**WORK ITEM:**
Reproduce every entry exactly as given.
··· EXTRACTED RECORDS
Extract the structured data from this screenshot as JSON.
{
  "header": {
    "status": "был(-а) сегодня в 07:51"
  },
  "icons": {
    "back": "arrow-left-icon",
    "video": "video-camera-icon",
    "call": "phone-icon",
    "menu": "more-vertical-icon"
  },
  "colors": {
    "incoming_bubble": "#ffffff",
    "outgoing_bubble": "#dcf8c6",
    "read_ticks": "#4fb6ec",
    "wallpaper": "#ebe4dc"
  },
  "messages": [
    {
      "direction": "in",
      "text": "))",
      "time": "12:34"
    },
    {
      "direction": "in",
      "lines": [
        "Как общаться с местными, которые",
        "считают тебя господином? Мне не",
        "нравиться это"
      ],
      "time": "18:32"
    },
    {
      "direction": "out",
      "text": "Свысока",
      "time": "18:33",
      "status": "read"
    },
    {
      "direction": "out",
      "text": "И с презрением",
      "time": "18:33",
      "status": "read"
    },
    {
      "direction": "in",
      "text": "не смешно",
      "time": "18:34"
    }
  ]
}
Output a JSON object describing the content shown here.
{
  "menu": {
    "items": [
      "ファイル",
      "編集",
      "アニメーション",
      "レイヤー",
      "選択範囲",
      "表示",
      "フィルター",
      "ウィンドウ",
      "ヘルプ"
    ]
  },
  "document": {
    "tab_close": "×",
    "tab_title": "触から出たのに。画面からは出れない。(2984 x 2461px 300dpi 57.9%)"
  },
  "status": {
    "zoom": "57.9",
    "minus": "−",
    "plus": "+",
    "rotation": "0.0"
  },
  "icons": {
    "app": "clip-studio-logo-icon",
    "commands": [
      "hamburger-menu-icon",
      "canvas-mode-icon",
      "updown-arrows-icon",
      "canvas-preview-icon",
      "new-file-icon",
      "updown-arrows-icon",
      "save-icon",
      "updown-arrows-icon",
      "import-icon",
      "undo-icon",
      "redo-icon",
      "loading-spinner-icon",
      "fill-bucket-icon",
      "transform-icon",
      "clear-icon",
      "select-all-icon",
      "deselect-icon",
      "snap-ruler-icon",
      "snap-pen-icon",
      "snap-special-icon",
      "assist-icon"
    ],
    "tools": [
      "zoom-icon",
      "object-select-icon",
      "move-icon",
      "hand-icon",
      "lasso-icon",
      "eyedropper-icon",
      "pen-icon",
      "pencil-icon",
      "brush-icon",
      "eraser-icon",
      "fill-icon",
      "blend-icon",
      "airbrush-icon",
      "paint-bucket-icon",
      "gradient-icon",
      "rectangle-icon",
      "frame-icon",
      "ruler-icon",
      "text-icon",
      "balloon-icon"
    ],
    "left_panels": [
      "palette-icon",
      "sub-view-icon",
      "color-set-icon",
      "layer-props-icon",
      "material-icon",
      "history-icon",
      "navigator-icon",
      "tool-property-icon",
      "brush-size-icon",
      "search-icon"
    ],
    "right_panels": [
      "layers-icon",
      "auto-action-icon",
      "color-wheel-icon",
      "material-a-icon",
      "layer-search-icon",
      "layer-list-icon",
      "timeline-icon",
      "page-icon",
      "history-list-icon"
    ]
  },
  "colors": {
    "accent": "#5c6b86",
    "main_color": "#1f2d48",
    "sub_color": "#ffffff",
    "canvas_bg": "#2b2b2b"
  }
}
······
**RESPONSE:**
Extract the structured data from this screenshot as JSON.
{
  "header": {
    "status": "был(-а) сегодня в 07:51"
  },
  "icons": {
    "back": "arrow-left-icon",
    "video": "video-camera-icon",
    "call": "phone-icon",
    "menu": "more-vertical-icon"
  },
  "colors": {
    "incoming_bubble": "#ffffff",
    "outgoing_bubble": "#dcf8c6",
    "read_ticks": "#4fb6ec",
    "wallpaper": "#ebe4dc"
  },
  "messages": [
    {
      "direction": "in",
      "text": "))",
      "time": "12:34"
    },
    {
      "direction": "in",
      "lines": [
        "Как общаться с местными, которые",
        "считают тебя господином? Мне не",
        "нравиться это"
      ],
      "time": "18:32"
    },
    {
      "direction": "out",
      "text": "Свысока",
      "time": "18:33",
      "status": "read"
    },
    {
      "direction": "out",
      "text": "И с презрением",
      "time": "18:33",
      "status": "read"
    },
    {
      "direction": "in",
      "text": "не смешно",
      "time": "18:34"
    }
  ]
}
Output a JSON object describing the content shown here.
{
  "menu": {
    "items": [
      "ファイル",
      "編集",
      "アニメーション",
      "レイヤー",
      "選択範囲",
      "表示",
      "フィルター",
      "ウィンドウ",
      "ヘルプ"
    ]
  },
  "document": {
    "tab_close": "×",
    "tab_title": "触から出たのに。画面からは出れない。(2984 x 2461px 300dpi 57.9%)"
  },
  "status": {
    "zoom": "57.9",
    "minus": "−",
    "plus": "+",
    "rotation": "0.0"
  },
  "icons": {
    "app": "clip-studio-logo-icon",
    "commands": [
      "hamburger-menu-icon",
      "canvas-mode-icon",
      "updown-arrows-icon",
      "canvas-preview-icon",
      "new-file-icon",
      "updown-arrows-icon",
      "save-icon",
      "updown-arrows-icon",
      "import-icon",
      "undo-icon",
      "redo-icon",
      "loading-spinner-icon",
      "fill-bucket-icon",
      "transform-icon",
      "clear-icon",
      "select-all-icon",
      "deselect-icon",
      "snap-ruler-icon",
      "snap-pen-icon",
      "snap-special-icon",
      "assist-icon"
    ],
    "tools": [
      "zoom-icon",
      "object-select-icon",
      "move-icon",
      "hand-icon",
      "lasso-icon",
      "eyedropper-icon",
      "pen-icon",
      "pencil-icon",
      "brush-icon",
      "eraser-icon",
      "fill-icon",
      "blend-icon",
      "airbrush-icon",
      "paint-bucket-icon",
      "gradient-icon",
      "rectangle-icon",
      "frame-icon",
      "ruler-icon",
      "text-icon",
      "balloon-icon"
    ],
    "left_panels": [
      "palette-icon",
      "sub-view-icon",
      "color-set-icon",
      "layer-props-icon",
      "material-icon",
      "history-icon",
      "navigator-icon",
      "tool-property-icon",
      "brush-size-icon",
      "search-icon"
    ],
    "right_panels": [
      "layers-icon",
      "auto-action-icon",
      "color-wheel-icon",
      "material-a-icon",
      "layer-search-icon",
      "layer-list-icon",
      "timeline-icon",
      "page-icon",
      "history-list-icon"
    ]
  },
  "colors": {
    "accent": "#5c6b86",
    "main_color": "#1f2d48",
    "sub_color": "#ffffff",
    "canvas_bg": "#2b2b2b"
  }
}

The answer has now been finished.